» WHAT TO WORK ON
Gather, from the data below, each line in which the word "screenshot" occurs.

» SUPPLIED RECORDS
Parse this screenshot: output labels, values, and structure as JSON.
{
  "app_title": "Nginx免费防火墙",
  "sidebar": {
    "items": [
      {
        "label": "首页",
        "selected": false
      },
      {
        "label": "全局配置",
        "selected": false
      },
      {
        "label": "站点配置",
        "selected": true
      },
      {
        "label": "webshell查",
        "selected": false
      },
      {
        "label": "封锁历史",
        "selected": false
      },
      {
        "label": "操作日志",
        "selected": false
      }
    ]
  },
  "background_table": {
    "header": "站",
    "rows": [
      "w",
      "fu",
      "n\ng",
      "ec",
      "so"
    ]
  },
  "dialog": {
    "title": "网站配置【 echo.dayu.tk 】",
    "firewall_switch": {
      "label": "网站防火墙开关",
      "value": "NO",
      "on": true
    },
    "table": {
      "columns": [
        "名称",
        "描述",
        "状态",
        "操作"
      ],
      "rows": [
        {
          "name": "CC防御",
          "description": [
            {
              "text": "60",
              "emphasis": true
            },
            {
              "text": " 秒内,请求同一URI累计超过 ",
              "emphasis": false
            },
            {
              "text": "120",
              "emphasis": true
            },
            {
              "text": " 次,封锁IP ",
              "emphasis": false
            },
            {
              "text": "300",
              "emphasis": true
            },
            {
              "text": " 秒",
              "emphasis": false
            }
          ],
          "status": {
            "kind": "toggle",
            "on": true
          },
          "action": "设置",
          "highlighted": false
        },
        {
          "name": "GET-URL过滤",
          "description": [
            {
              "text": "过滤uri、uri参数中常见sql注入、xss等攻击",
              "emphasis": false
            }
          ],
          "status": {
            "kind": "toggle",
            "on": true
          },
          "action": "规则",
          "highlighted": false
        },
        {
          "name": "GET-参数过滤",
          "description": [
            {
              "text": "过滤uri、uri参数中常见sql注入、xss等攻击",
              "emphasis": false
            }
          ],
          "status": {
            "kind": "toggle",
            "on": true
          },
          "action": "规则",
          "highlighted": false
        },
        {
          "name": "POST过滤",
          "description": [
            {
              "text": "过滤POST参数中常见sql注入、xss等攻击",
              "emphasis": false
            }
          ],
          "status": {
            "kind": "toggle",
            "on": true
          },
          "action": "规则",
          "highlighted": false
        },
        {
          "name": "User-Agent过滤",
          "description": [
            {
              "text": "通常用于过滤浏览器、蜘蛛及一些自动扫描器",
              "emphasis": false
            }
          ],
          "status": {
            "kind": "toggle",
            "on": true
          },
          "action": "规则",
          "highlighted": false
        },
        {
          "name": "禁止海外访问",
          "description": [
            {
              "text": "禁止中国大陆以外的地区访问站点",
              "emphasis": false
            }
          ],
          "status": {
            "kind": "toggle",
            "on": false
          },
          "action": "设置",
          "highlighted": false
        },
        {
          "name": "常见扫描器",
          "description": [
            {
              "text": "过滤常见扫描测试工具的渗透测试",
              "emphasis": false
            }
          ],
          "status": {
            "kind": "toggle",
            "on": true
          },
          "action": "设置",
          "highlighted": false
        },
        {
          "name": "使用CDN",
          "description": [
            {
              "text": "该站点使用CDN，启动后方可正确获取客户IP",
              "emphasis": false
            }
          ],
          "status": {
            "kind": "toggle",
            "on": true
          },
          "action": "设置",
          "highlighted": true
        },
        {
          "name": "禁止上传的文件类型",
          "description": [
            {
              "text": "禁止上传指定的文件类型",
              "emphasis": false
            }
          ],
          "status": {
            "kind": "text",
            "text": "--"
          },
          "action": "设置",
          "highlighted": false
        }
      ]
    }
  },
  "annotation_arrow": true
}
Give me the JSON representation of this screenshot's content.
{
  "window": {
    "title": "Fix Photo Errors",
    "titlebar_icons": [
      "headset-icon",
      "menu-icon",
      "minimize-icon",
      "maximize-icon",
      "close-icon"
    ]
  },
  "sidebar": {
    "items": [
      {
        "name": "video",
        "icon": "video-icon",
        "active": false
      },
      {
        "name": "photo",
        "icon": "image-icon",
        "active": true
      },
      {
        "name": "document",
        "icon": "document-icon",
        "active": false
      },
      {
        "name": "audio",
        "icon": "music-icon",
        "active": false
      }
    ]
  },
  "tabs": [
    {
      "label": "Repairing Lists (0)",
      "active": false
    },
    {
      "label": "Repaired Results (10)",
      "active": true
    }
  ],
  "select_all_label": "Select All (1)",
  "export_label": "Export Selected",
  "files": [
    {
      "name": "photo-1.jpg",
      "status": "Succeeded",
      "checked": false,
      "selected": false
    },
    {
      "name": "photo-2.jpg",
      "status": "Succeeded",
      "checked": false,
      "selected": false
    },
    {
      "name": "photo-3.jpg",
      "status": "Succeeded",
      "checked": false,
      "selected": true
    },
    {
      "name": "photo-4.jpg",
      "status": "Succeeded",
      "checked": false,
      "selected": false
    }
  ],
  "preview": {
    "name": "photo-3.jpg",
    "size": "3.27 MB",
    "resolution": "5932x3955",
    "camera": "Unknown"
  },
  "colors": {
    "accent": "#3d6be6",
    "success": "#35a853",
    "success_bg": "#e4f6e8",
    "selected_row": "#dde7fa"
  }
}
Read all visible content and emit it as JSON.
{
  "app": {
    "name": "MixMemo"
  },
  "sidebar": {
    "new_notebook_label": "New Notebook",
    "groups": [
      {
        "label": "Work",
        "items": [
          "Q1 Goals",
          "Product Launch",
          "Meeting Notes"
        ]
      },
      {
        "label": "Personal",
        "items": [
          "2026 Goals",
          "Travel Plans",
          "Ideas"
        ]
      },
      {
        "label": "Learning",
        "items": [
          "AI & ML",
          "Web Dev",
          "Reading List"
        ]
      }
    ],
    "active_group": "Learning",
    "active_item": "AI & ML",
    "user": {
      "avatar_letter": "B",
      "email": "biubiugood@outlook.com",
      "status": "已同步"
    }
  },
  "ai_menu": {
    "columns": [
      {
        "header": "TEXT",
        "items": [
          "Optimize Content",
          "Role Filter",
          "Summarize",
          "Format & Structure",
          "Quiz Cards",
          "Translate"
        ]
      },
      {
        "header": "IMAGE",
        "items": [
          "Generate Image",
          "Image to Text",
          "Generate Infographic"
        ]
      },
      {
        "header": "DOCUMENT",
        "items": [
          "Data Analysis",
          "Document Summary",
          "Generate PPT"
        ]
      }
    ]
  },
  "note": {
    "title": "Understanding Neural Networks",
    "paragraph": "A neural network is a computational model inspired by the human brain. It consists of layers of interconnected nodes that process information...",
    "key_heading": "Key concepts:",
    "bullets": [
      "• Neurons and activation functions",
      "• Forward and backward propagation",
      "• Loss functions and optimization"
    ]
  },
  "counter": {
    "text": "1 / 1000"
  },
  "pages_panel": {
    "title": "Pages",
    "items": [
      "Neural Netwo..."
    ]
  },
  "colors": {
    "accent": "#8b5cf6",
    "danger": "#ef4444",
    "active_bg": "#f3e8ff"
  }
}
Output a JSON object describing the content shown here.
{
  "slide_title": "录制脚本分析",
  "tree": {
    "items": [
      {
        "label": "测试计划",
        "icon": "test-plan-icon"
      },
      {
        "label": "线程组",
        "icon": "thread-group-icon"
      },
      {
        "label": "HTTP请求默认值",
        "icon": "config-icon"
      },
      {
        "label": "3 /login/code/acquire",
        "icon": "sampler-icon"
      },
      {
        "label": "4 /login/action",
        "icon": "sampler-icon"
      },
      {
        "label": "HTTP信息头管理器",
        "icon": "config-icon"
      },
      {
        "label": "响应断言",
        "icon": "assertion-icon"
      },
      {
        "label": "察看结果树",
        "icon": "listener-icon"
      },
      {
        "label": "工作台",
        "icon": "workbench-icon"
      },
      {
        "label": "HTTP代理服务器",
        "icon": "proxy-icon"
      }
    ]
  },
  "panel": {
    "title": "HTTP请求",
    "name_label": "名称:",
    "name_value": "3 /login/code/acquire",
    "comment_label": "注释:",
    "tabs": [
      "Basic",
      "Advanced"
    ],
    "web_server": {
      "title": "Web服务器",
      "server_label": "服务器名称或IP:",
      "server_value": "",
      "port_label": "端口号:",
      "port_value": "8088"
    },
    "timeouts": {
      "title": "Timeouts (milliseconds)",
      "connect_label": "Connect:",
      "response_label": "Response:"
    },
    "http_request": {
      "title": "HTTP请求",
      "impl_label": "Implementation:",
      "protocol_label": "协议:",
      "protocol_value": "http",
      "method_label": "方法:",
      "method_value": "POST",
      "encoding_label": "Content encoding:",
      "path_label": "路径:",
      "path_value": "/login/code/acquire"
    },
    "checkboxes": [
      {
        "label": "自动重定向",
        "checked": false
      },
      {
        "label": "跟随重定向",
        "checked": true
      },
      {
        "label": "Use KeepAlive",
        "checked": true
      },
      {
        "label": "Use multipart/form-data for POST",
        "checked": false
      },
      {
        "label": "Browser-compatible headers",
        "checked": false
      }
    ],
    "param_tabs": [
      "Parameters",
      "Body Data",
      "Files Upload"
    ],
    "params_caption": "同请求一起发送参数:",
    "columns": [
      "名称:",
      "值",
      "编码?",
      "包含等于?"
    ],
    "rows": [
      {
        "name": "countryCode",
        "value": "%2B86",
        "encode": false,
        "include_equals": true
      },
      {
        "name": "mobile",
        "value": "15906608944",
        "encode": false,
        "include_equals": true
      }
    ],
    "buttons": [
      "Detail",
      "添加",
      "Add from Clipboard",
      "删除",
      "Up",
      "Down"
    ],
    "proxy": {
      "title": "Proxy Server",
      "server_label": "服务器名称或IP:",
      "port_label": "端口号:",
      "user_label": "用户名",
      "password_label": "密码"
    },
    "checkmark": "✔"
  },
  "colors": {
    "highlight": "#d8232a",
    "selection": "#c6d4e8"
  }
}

» RESULT OF THIS TASK
Parse this screenshot: output labels, values, and structure as JSON.
Give me the JSON representation of this screenshot's content.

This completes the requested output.